## RECORD EXTRACTS
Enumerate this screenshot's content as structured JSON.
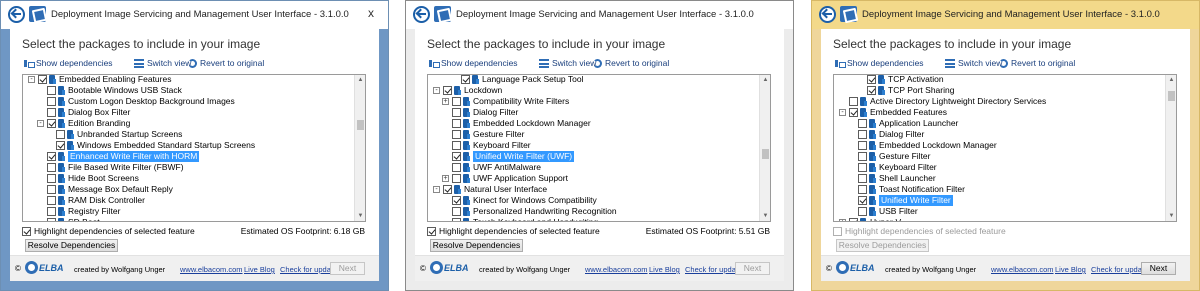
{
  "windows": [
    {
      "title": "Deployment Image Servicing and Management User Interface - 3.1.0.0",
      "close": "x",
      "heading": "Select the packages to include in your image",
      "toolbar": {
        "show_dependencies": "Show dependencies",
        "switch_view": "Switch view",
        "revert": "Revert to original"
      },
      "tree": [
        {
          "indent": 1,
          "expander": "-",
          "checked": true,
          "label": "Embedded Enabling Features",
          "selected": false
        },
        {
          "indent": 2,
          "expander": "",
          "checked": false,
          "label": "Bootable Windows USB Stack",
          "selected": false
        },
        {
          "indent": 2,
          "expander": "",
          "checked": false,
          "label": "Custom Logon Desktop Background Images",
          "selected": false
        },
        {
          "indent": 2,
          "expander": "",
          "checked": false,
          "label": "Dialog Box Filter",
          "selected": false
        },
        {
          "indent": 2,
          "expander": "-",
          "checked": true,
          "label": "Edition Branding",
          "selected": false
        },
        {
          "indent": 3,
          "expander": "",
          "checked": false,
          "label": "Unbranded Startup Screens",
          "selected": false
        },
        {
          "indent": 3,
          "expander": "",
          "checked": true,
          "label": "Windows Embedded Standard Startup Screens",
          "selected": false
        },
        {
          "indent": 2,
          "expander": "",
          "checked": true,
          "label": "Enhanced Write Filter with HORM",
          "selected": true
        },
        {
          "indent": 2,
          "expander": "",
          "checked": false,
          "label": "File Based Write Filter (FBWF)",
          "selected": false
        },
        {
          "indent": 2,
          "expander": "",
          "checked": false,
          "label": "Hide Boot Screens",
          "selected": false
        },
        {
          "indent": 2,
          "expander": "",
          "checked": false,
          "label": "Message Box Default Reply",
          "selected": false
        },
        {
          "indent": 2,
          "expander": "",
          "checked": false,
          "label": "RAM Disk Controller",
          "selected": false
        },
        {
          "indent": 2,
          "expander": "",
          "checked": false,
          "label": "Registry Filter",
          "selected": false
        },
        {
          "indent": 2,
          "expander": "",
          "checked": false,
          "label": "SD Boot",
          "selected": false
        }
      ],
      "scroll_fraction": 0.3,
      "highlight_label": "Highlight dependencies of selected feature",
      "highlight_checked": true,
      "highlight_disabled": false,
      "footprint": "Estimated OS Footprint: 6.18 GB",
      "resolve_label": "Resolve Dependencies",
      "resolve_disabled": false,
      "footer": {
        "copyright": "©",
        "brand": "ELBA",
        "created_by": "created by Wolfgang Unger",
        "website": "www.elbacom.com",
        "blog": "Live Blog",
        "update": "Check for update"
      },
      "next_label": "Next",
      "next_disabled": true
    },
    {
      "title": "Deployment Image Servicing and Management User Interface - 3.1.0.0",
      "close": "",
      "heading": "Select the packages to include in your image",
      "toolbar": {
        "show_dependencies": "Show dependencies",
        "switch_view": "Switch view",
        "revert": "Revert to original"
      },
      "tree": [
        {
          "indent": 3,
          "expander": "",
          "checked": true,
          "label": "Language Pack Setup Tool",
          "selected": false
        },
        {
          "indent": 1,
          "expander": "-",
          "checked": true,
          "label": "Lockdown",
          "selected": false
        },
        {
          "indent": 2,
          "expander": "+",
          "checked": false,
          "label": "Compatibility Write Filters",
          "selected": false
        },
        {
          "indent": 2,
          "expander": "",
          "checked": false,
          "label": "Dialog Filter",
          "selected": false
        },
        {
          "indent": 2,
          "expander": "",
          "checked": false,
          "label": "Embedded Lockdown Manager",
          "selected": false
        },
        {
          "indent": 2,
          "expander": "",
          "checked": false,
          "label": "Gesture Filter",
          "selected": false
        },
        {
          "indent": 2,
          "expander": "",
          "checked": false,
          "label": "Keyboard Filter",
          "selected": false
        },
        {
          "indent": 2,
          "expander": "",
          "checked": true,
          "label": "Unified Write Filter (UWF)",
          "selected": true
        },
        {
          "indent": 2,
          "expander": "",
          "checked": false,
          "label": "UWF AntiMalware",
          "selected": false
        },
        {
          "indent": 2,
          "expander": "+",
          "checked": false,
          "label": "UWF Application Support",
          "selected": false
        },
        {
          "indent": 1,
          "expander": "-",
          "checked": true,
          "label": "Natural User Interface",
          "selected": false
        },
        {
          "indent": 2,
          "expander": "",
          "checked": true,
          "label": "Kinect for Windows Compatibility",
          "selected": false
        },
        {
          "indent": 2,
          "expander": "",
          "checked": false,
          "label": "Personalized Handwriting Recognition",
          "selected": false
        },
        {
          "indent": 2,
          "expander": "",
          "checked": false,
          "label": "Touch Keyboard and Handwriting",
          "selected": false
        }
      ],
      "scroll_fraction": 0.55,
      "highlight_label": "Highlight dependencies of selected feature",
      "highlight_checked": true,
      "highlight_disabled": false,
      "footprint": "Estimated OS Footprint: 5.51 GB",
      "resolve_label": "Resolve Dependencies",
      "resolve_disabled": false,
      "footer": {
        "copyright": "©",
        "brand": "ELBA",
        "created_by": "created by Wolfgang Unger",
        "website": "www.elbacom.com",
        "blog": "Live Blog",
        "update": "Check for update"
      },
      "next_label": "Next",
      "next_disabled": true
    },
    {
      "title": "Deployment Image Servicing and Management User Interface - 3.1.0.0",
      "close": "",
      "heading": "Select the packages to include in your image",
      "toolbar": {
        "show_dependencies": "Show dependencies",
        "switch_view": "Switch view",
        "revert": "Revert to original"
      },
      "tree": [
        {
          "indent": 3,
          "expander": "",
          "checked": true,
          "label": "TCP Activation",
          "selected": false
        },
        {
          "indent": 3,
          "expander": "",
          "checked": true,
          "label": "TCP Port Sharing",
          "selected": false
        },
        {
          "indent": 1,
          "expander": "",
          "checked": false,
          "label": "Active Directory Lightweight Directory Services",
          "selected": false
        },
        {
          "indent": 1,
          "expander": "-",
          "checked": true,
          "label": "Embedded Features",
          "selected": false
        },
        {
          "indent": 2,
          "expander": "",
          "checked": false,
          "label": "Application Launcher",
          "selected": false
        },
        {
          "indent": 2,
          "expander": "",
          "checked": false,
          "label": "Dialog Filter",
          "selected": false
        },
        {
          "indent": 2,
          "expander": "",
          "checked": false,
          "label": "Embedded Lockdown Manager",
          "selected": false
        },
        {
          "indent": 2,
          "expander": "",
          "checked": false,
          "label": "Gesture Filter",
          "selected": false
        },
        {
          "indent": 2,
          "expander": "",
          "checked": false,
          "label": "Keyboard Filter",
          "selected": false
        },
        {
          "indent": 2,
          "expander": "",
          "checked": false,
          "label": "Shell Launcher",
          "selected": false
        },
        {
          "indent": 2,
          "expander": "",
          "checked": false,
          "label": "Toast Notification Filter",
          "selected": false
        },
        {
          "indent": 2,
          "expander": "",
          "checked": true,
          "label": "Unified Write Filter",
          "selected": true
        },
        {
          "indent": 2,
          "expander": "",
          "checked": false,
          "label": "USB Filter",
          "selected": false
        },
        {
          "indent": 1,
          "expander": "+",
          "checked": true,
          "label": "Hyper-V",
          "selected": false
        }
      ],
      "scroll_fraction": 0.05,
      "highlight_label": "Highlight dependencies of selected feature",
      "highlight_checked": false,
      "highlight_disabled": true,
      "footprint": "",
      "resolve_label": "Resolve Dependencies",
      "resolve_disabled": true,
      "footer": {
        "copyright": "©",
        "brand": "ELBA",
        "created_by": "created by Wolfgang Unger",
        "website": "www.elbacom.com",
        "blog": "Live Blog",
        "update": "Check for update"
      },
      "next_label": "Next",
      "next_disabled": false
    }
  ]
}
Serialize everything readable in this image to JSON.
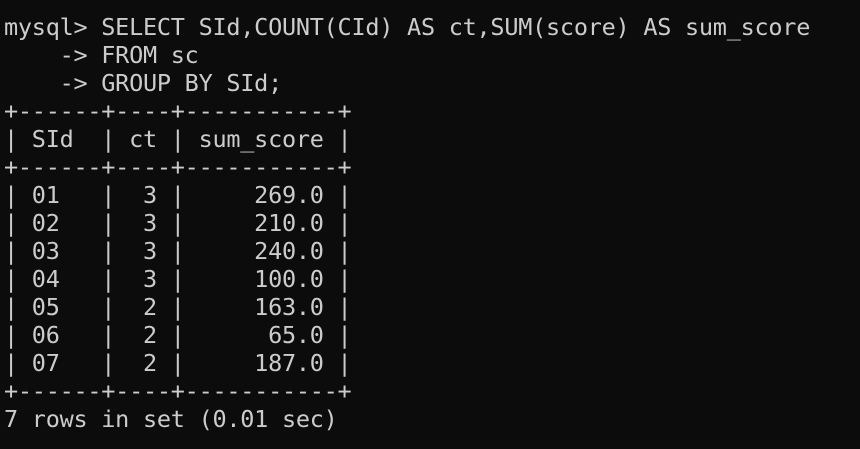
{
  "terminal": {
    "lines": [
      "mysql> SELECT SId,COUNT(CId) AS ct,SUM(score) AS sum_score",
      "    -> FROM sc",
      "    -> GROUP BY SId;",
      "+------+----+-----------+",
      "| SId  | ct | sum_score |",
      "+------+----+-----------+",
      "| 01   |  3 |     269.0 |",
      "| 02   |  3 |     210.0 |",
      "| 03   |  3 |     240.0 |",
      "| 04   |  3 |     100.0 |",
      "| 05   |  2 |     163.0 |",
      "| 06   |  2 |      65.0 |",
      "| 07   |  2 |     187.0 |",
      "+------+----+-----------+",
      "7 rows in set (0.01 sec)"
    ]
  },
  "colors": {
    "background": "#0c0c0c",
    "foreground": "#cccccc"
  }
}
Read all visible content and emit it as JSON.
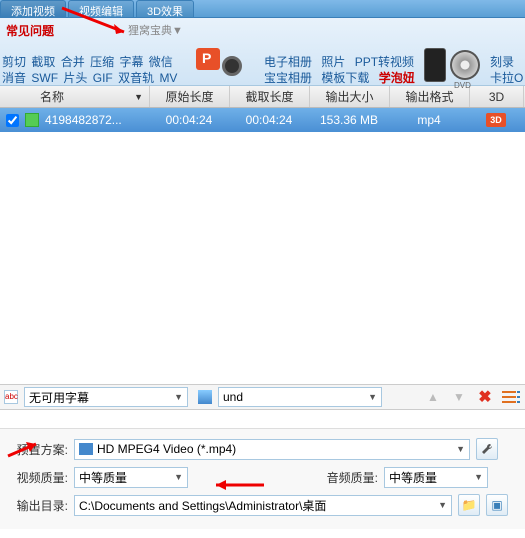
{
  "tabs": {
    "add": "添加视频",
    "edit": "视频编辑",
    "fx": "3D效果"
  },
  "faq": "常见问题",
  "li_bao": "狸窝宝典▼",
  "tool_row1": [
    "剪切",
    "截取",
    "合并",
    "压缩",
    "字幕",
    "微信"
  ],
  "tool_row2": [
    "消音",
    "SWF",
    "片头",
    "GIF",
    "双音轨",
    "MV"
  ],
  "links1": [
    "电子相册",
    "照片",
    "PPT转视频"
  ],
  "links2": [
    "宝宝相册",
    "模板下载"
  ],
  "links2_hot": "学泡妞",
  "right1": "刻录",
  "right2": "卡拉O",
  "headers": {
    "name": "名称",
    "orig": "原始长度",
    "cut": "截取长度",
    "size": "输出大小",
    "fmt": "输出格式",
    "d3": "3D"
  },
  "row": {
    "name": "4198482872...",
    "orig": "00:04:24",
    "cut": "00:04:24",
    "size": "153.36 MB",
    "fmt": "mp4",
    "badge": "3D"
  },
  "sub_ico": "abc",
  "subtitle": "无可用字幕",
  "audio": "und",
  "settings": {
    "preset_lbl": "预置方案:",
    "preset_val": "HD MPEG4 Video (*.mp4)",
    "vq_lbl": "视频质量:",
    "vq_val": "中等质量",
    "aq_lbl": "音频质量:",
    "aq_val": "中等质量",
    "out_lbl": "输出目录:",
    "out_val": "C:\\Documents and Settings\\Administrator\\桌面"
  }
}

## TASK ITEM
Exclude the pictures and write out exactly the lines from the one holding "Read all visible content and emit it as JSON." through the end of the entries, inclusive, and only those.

## ANSWER TO THE PROBLEM
Read all visible content and emit it as JSON.
{
  "tabs": {
    "add": "添加视频",
    "edit": "视频编辑",
    "fx": "3D效果"
  },
  "faq": "常见问题",
  "li_bao": "狸窝宝典▼",
  "tool_row1": [
    "剪切",
    "截取",
    "合并",
    "压缩",
    "字幕",
    "微信"
  ],
  "tool_row2": [
    "消音",
    "SWF",
    "片头",
    "GIF",
    "双音轨",
    "MV"
  ],
  "links1": [
    "电子相册",
    "照片",
    "PPT转视频"
  ],
  "links2": [
    "宝宝相册",
    "模板下载"
  ],
  "links2_hot": "学泡妞",
  "right1": "刻录",
  "right2": "卡拉O",
  "headers": {
    "name": "名称",
    "orig": "原始长度",
    "cut": "截取长度",
    "size": "输出大小",
    "fmt": "输出格式",
    "d3": "3D"
  },
  "row": {
    "name": "4198482872...",
    "orig": "00:04:24",
    "cut": "00:04:24",
    "size": "153.36 MB",
    "fmt": "mp4",
    "badge": "3D"
  },
  "sub_ico": "abc",
  "subtitle": "无可用字幕",
  "audio": "und",
  "settings": {
    "preset_lbl": "预置方案:",
    "preset_val": "HD MPEG4 Video (*.mp4)",
    "vq_lbl": "视频质量:",
    "vq_val": "中等质量",
    "aq_lbl": "音频质量:",
    "aq_val": "中等质量",
    "out_lbl": "输出目录:",
    "out_val": "C:\\Documents and Settings\\Administrator\\桌面"
  }
}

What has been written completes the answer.